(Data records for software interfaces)
________________________

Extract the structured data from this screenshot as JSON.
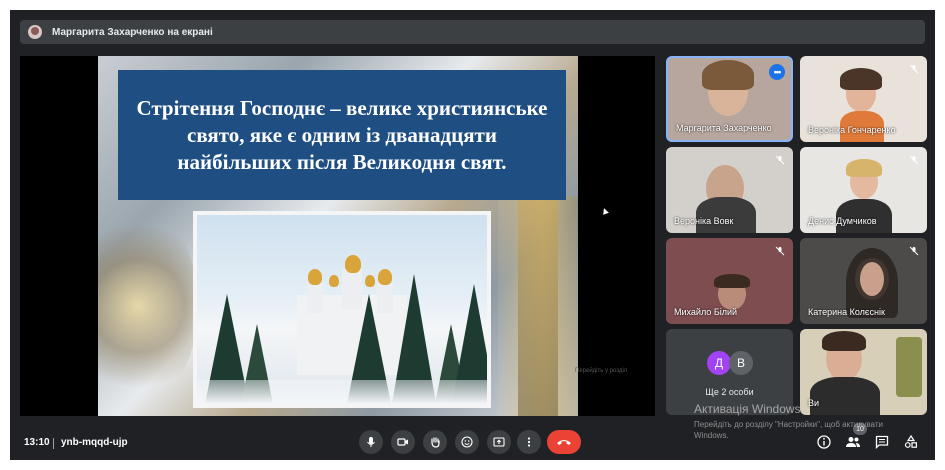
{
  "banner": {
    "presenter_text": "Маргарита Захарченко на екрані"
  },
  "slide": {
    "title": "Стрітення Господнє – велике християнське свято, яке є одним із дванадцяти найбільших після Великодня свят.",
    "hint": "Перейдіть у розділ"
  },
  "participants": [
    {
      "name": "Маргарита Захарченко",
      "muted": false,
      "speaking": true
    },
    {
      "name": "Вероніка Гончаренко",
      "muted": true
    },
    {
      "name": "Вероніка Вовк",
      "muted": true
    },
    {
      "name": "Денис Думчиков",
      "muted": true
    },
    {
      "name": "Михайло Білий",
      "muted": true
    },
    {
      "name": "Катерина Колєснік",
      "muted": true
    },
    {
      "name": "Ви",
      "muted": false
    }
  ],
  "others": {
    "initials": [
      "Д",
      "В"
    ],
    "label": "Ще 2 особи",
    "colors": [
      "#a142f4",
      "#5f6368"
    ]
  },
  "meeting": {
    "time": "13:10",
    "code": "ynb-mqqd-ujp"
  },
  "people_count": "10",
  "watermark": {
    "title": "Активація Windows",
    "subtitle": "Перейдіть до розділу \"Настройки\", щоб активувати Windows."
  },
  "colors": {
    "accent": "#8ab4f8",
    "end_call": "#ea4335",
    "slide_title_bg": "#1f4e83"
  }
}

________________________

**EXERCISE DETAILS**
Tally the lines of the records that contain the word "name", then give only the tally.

**OUTPUT OF THE TASK**
7